Coldplay's lead single from their ninth album finds Chris Martin trying to maximize his potential as he finds common ground through the power of love:
I'm so happy that I'm alive
Happy I'm alive at the same time as you
The power of music:
I'm buzzin' night after night after night
This joy is electric
And divine power:
When for so long I'd been down on my knees
Then your love song saved me over and over
Coldplay wrote the bright '80s-inspired pop song with:
Denise Carite (Katy Perry's "Pendulum").
Argentinian jazz pianist Federico Vindver, who co-wrote all but one track on Kanye West's Jesus Is King.
Swedish pop producer Max Martin.
The band recorded the song in London, Stockholm, and Los Angeles with Max Martin and his fellow Swede, Oscar Holter. It is Coldplay's first collaboration with Martin, whom they described as "a true wonder of the universe." Chris Martin first met the hitmaker at a Rihanna concert in the mid-2010s and they became friends.
Coldplay told BBC Radio 2's Zoe Ball this synthpop banger originated with them "trying to imagine what music might sound like on other planets, and trying to imagine being those other acts, so we're not thinking of ourselves as being the band Coldplay from England."
Chris Martin came up with the title first, but tried in vain to find the melody and lyrics to go with it. Then one day early in 2020 the singer was staying in a place where "the sink was very resonant." Martin started playing drums on the sink and came up with a beat, which he recorded on his phone. Then he went to the keyboard and the song landed using that sink beat.
"So thank you to that sink," Martin added. "That's great plumbing."
Chris Martin wanted to use the "Higher Power" title for a while. "If you go on my phone, there's like 15 abandoned 'Higher Powers' that aren't that good. Voice notes," he told Apple Music's Zane Lowe. "And then it just dropped through that song."
Coldplay previewed "Higher Power" during a special link-up with French ESA astronaut Thomas Pesquet on board the International Space Station prior to its release on May 7, 2021. Branded as a form of "extraterrestrial transmission," the song's premiere followed a conversation that touched on similarities between life on tour and life on the ISS. "Really it's one big allegory," Martin told him about 'Higher Power." "The song is about trying to find the astronaut in all of us, the person that can do amazing things."

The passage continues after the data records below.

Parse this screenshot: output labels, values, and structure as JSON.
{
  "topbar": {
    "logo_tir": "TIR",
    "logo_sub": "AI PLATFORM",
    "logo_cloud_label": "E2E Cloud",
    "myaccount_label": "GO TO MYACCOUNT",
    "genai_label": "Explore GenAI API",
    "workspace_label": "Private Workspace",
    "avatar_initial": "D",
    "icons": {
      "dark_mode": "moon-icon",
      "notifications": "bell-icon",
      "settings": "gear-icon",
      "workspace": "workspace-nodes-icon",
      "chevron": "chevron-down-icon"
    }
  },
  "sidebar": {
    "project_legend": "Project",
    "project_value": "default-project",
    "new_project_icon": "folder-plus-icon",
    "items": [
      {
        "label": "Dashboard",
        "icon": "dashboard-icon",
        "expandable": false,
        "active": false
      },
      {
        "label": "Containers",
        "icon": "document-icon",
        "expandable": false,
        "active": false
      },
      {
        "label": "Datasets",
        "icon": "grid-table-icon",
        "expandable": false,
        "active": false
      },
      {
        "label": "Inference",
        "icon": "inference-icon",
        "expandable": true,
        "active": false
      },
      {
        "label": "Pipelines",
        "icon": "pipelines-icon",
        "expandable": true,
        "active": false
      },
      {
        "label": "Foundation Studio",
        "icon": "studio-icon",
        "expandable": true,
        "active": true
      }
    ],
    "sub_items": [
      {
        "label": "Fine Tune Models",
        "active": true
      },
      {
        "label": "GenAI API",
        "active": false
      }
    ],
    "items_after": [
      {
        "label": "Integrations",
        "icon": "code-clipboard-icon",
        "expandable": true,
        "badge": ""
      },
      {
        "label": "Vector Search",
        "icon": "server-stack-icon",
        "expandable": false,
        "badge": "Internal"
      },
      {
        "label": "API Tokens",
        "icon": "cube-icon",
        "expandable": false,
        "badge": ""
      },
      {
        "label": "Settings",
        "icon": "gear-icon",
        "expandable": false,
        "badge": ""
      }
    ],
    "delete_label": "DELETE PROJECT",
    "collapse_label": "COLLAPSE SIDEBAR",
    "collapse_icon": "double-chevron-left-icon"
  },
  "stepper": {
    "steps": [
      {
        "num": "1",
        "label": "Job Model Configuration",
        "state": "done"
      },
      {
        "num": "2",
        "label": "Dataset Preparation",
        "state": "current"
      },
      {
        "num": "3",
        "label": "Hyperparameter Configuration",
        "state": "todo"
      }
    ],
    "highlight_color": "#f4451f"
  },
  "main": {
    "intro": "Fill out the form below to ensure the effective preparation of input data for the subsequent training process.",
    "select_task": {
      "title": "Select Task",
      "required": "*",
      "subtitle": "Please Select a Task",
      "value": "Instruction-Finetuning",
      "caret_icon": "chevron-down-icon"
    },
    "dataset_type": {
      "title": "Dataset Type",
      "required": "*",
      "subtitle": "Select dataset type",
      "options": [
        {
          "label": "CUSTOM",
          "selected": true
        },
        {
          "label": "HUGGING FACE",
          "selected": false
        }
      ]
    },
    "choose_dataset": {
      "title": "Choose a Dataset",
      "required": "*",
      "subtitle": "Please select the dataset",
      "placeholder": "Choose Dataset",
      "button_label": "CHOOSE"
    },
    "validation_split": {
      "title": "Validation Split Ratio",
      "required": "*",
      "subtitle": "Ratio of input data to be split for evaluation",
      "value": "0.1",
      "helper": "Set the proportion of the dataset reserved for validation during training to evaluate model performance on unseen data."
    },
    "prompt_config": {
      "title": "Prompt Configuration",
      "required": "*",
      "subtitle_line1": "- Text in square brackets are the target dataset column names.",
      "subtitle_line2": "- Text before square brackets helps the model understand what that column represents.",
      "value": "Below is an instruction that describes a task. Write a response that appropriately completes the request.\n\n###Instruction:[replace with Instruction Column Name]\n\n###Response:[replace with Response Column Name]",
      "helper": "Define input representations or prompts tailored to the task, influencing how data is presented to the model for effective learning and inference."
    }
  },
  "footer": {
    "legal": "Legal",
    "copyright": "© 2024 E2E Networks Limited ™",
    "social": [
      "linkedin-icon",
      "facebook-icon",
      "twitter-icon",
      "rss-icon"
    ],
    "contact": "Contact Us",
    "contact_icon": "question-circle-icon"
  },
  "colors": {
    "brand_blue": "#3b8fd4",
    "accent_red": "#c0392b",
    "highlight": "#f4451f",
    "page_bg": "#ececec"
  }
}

During the first verse, Chris Martin says "I'm like a broken record" twice, before repeating it backwards. This illustrates how everything is going wrong for him until he gets divine power after calling God on his "heavenly phone."
Paul Dugdale (Adele, Ed Sheeran) directed the music video, which sees Coldplay perform on an empty lot as holograms of alien-like beings dance around them.
The band played the song live for the first time on the May 9, 2021 Coldplay-themed episode of American Idol. Chris Martin acted as a mentor to help contestants prepare for their Coldplay cover performances.
Dave Meyers (Taylor Swift, Billie Eilish) directed the video, which sees Coldplay perform on the planet of Kaotica. The imaginary world is populated by robot dogs, giant holograms, and a street-gang of dancing aliens portrayed by Seoul's Ambiguous Dance Company.
Meyers said the clip is a metaphor for how isolated everyone has felt amid the global pandemic. "Right now, we all feel alienated, far removed from our world, almost like we're on an alien planet," he explained. "And ultimately we find love in the streets and that euphoria shoots us off into the stratosphere of our own energy and higher power."
The intergalactic video is the first of a planned three-part "melodic orbit" entitled Music of the Spheres. Chris Martin said the music for this song and the rest of the album came to life after he watched the Star Wars movies and wondered what music on other planets sounds like.
"It led us to imagining this whole other place called 'the spheres,' which is like a group of planets, like a solar system with lots of different places and creatures and stuff," he said. "And what I found is when you've imagined a place like that, you can sort of become any artist within that. It's a very freeing thing to take yourself out of Coldplay and just think: 'OK, I'm not even human, what does music sound like?"